BBEdit editing its own Wikipedia article
|Developer(s)||Bare Bones Software|
|Stable release||10.5.8 / January 22, 2014|
|Operating system||Mac OS X|
BBEdit is a proprietary text editor made by Bare Bones Software. Originally developed for Macintosh System Software 6, it is now available for Mac OS X. BBEdit is marketed under the trademark slogan, "It doesn't suck."
The first version of BBEdit was created as a "bare bones" text editor to serve as a "proof of concept"; the intention was to demonstrate the programming capabilities of an experimental version of Macintosh Pascal. The original prototypes of BBEdit used the TextEdit control available in versions of Mac OS of the time. The TextEdit control could not load files larger than 32K, but after the experimental Macintosh Pascal project was terminated, the demonstration program was reworked to use the text editing engine from THINK C and THINK Pascal; this engine was much faster and could read larger files. As such, BBEdit was the first freestanding text editor to use the "PE" editing engine that had been created for THINK C and THINK Pascal, and is the only one still being developed (not including its own direct derivatives BBEdit Lite and TextWrangler).
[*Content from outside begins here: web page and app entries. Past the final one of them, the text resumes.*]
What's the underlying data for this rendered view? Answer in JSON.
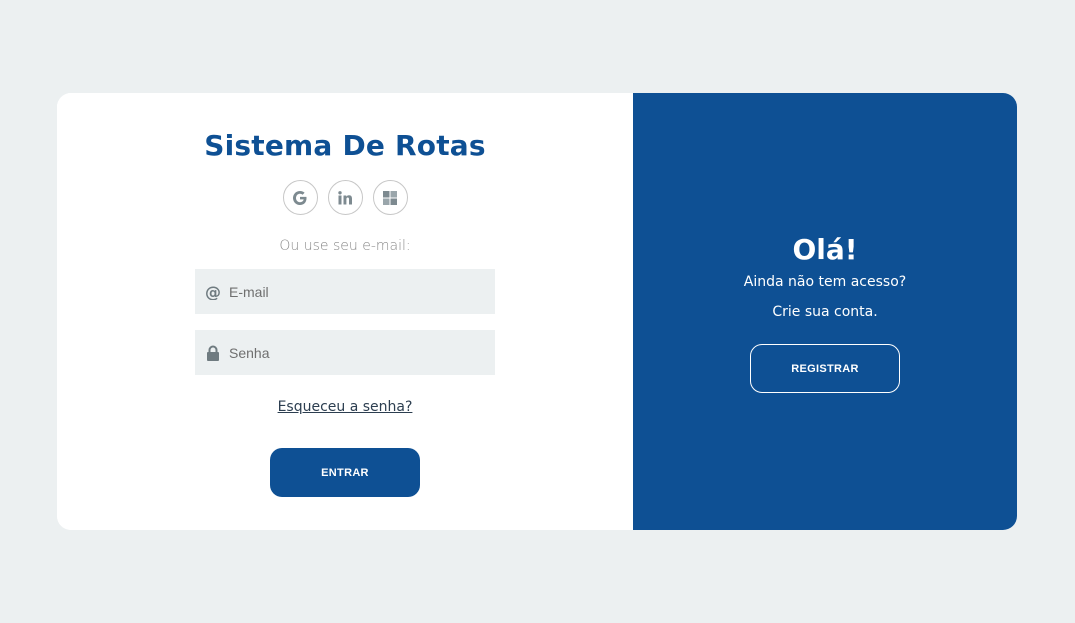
{
  "login": {
    "title": "Sistema De Rotas",
    "socials": [
      {
        "icon": "google-icon"
      },
      {
        "icon": "linkedin-icon"
      },
      {
        "icon": "microsoft-icon"
      }
    ],
    "hint": "Ou use seu e-mail:",
    "email_placeholder": "E-mail",
    "password_placeholder": "Senha",
    "forgot_label": "Esqueceu a senha?",
    "submit_label": "ENTRAR"
  },
  "signup_panel": {
    "heading": "Olá!",
    "line1": "Ainda não tem acesso?",
    "line2": "Crie sua conta.",
    "register_label": "REGISTRAR"
  },
  "colors": {
    "primary": "#0e5094",
    "background": "#ecf0f1",
    "input_bg": "#ecf0f1"
  }
}
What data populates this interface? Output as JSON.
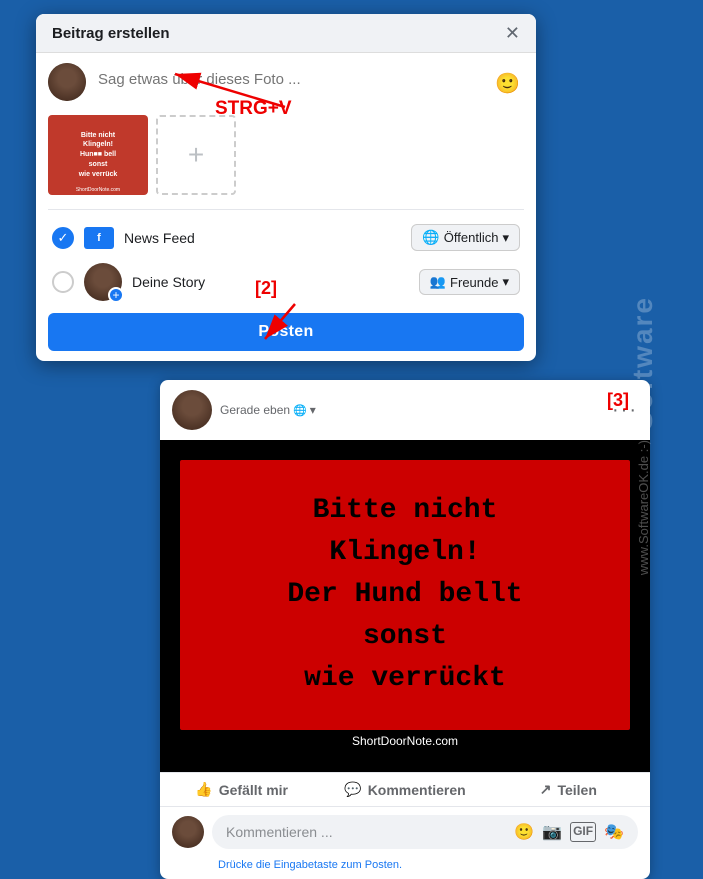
{
  "dialog": {
    "title": "Beitrag erstellen",
    "close_label": "✕",
    "input_placeholder": "Sag etwas über dieses Foto ...",
    "strg_label": "STRG+V",
    "add_more_icon": "+",
    "emoji_icon": "🙂",
    "preview_text": "Bitte nicht\nKlingeln!\nHun■■■ bell\nsonst\nwie verrück",
    "preview_site": "ShortDoorNote.com",
    "news_feed_label": "News Feed",
    "news_feed_icon": "f",
    "offentlich_label": "Öffentlich",
    "deine_story_label": "Deine Story",
    "freunde_label": "Freunde",
    "posten_label": "Posten",
    "label_2": "[2]"
  },
  "post": {
    "time_label": "Gerade eben",
    "globe_icon": "🌐",
    "dropdown_icon": "▾",
    "more_icon": "···",
    "image_line1": "Bitte nicht",
    "image_line2": "Klingeln!",
    "image_line3": "Der Hund bellt",
    "image_line4": "sonst",
    "image_line5": "wie verrückt",
    "image_site": "ShortDoorNote.com",
    "action_like": "Gefällt mir",
    "action_comment": "Kommentieren",
    "action_share": "Teilen",
    "comment_placeholder": "Kommentieren ...",
    "comment_hint": "Drücke die Eingabetaste zum Posten.",
    "label_3": "[3]"
  },
  "watermark": {
    "text": "Software",
    "site": "www.SoftwareOK.de :-)"
  }
}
In 1994, taking advantage of BBEdit's then-novel plugin support, third party developers started writing plug-ins to easily create and format HTML code. In fact, the developers at Bare Bones Software first learned of the existence of HTML through users inquiring about these plug-ins. Barebones later bought the rights to the plugin code from their author and included them as part of the standard BBEdit package. The tools were included as an optional palette in version 4, and were progressively more integrated, gaining their own menu in version 5.0. BBEdit's plugin support was removed in version 9.6, in favor of the expanded selection of scripting languages available for Mac OS X.
BBEdit was available at no charge upon its initial release in 1991, but was commercialized in May 1993 with the release of version 2.5.
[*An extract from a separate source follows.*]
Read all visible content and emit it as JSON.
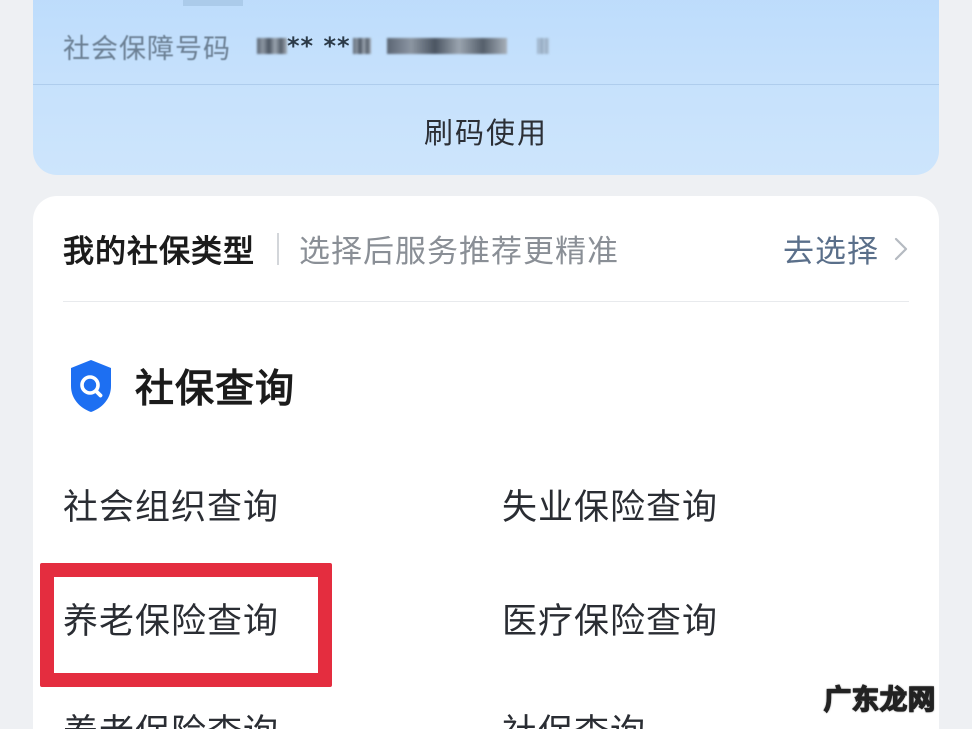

At the same time, Bare Bones Software also made a less-featured version of BBEdit 2.5 called BBEdit Lite available at no cost. Bare Bones Software discontinued BBEdit Lite at version 6.1 and replaced it with TextWrangler, which was available for a fee, although significantly less than BBEdit. In 2005, TextWrangler 2.0 was released as freeware and subsequent versions continue to be distributed as such.
BBEdit was one of the first applications to be made available for Mac OS X, as a Carbon app. OSX BBEdit takes advantage of the operating system's Unix underpinnings by integrating scripts written in Python, Perl, or other common Unix scripting languages, as well as adding features such as shell worksheets that provide a screen editor interface to command line functionality similar to MPW Worksheets and Emacs shell buffers.
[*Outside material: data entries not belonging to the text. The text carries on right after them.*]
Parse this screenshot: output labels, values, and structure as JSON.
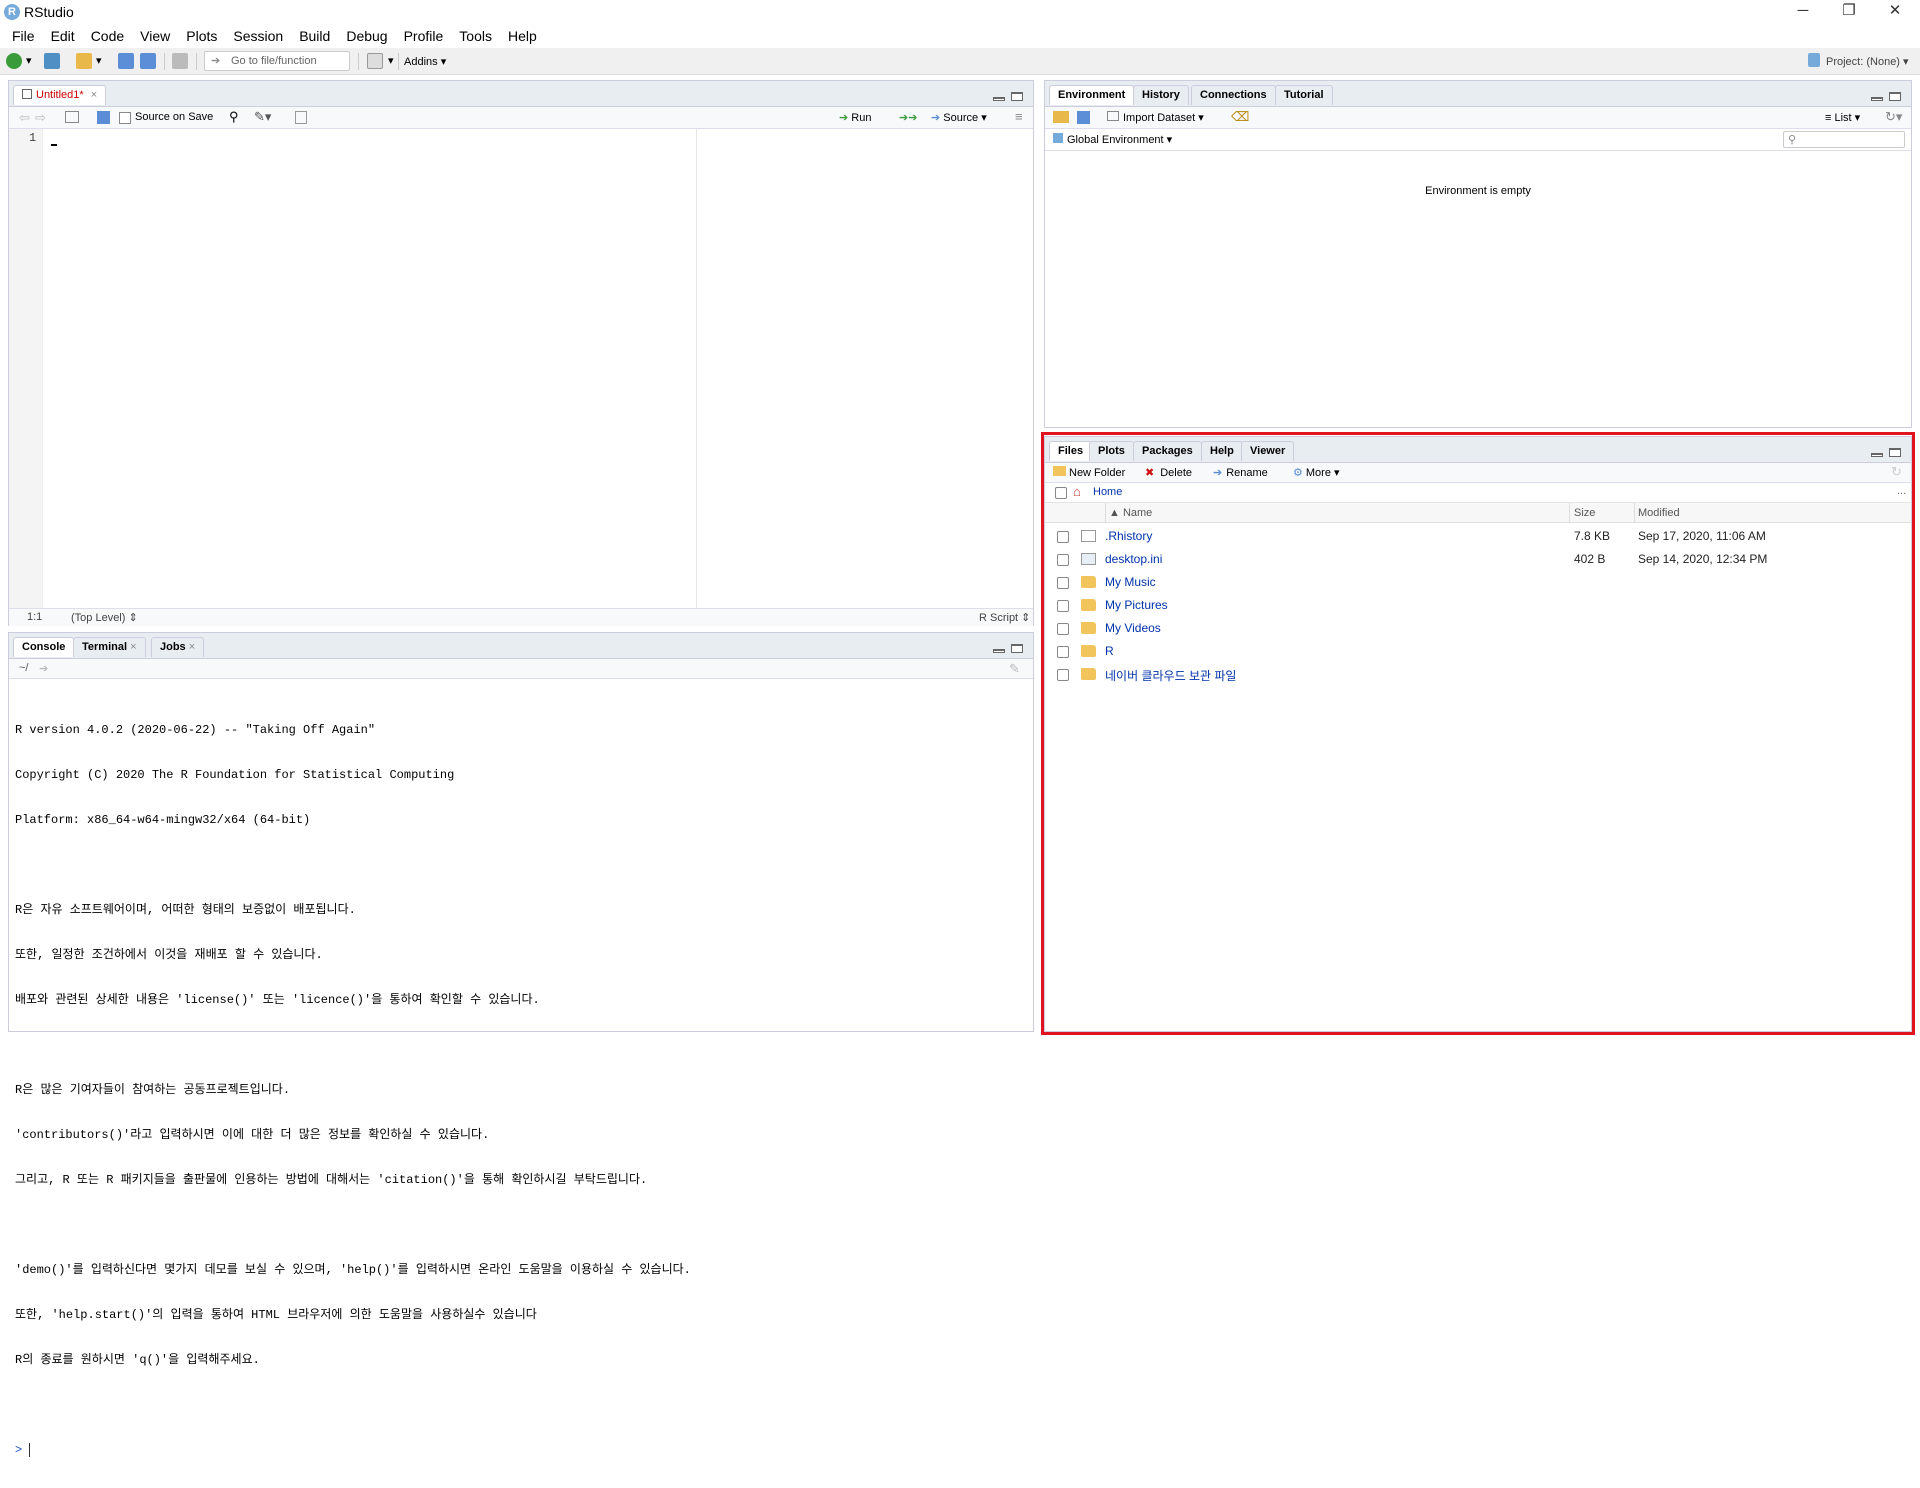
{
  "window": {
    "title": "RStudio",
    "logo": "R",
    "controls": [
      "─",
      "❐",
      "✕"
    ]
  },
  "menu": [
    "File",
    "Edit",
    "Code",
    "View",
    "Plots",
    "Session",
    "Build",
    "Debug",
    "Profile",
    "Tools",
    "Help"
  ],
  "toolbar": {
    "goto_placeholder": "Go to file/function",
    "addins": "Addins",
    "project": "Project: (None)"
  },
  "editor": {
    "tab": "Untitled1*",
    "source_on_save": "Source on Save",
    "run": "Run",
    "source": "Source",
    "line_number": "1",
    "cursor_pos": "1:1",
    "scope": "(Top Level)",
    "file_type": "R Script"
  },
  "console": {
    "tabs": [
      "Console",
      "Terminal",
      "Jobs"
    ],
    "path": "~/",
    "lines": [
      "R version 4.0.2 (2020-06-22) -- \"Taking Off Again\"",
      "Copyright (C) 2020 The R Foundation for Statistical Computing",
      "Platform: x86_64-w64-mingw32/x64 (64-bit)",
      "",
      "R은 자유 소프트웨어이며, 어떠한 형태의 보증없이 배포됩니다.",
      "또한, 일정한 조건하에서 이것을 재배포 할 수 있습니다.",
      "배포와 관련된 상세한 내용은 'license()' 또는 'licence()'을 통하여 확인할 수 있습니다.",
      "",
      "R은 많은 기여자들이 참여하는 공동프로젝트입니다.",
      "'contributors()'라고 입력하시면 이에 대한 더 많은 정보를 확인하실 수 있습니다.",
      "그리고, R 또는 R 패키지들을 출판물에 인용하는 방법에 대해서는 'citation()'을 통해 확인하시길 부탁드립니다.",
      "",
      "'demo()'를 입력하신다면 몇가지 데모를 보실 수 있으며, 'help()'를 입력하시면 온라인 도움말을 이용하실 수 있습니다.",
      "또한, 'help.start()'의 입력을 통하여 HTML 브라우저에 의한 도움말을 사용하실수 있습니다",
      "R의 종료를 원하시면 'q()'을 입력해주세요."
    ],
    "prompt": ">"
  },
  "environment": {
    "tabs": [
      "Environment",
      "History",
      "Connections",
      "Tutorial"
    ],
    "import_dataset": "Import Dataset",
    "list": "List",
    "global_env": "Global Environment",
    "empty_msg": "Environment is empty"
  },
  "files": {
    "tabs": [
      "Files",
      "Plots",
      "Packages",
      "Help",
      "Viewer"
    ],
    "new_folder": "New Folder",
    "delete": "Delete",
    "rename": "Rename",
    "more": "More",
    "breadcrumb": "Home",
    "more_dots": "...",
    "headers": {
      "name": "Name",
      "size": "Size",
      "modified": "Modified"
    },
    "rows": [
      {
        "name": ".Rhistory",
        "size": "7.8 KB",
        "modified": "Sep 17, 2020, 11:06 AM",
        "icon": "document-icon"
      },
      {
        "name": "desktop.ini",
        "size": "402 B",
        "modified": "Sep 14, 2020, 12:34 PM",
        "icon": "settings-file-icon"
      },
      {
        "name": "My Music",
        "size": "",
        "modified": "",
        "icon": "folder-icon"
      },
      {
        "name": "My Pictures",
        "size": "",
        "modified": "",
        "icon": "folder-icon"
      },
      {
        "name": "My Videos",
        "size": "",
        "modified": "",
        "icon": "folder-icon"
      },
      {
        "name": "R",
        "size": "",
        "modified": "",
        "icon": "folder-icon"
      },
      {
        "name": "네이버 클라우드 보관 파일",
        "size": "",
        "modified": "",
        "icon": "folder-icon"
      }
    ]
  },
  "highlight_color": "#e0141e"
}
BBEdit is designed for use by software developers and web designers. It has native support for many programming languages and custom modules can be created by users to support any language. BBEdit is not a word processor, meaning it does not have text formatting or page layout features.
The application contains powerful multi-file text searching capabilities including strong support for Perl-compatible regular expressions. BBEdit allows easy previewing and built-in debugging of HTML and provides built-in prototypes for most HTML constructs. It also includes FTP and SFTP tools and integrates with code management systems. BBEdit shows differences between file versions and allows for the merging of changes. Support for version control, including CVS, Perforce, and Subversion is built in.
- Bare Bones Software (2014). "BBEdit 10.5.8 Release Notes". Retrieved 2014-01-30.
- Bare Bones Software (2008). "Bare Bones Software - BBEdit 9". Archived from the original on 20 September 2008. Retrieved 2008-09-20.
- Bare Bones Software. "BBEdit’s Other Useful Features". Archived from the original on 4 September 2007. Retrieved 2007-09-03.
- Bare Bones Software. "BBEdit’s Display Features". Archived from the original on 19 August 2007. Retrieved 2007-09-03.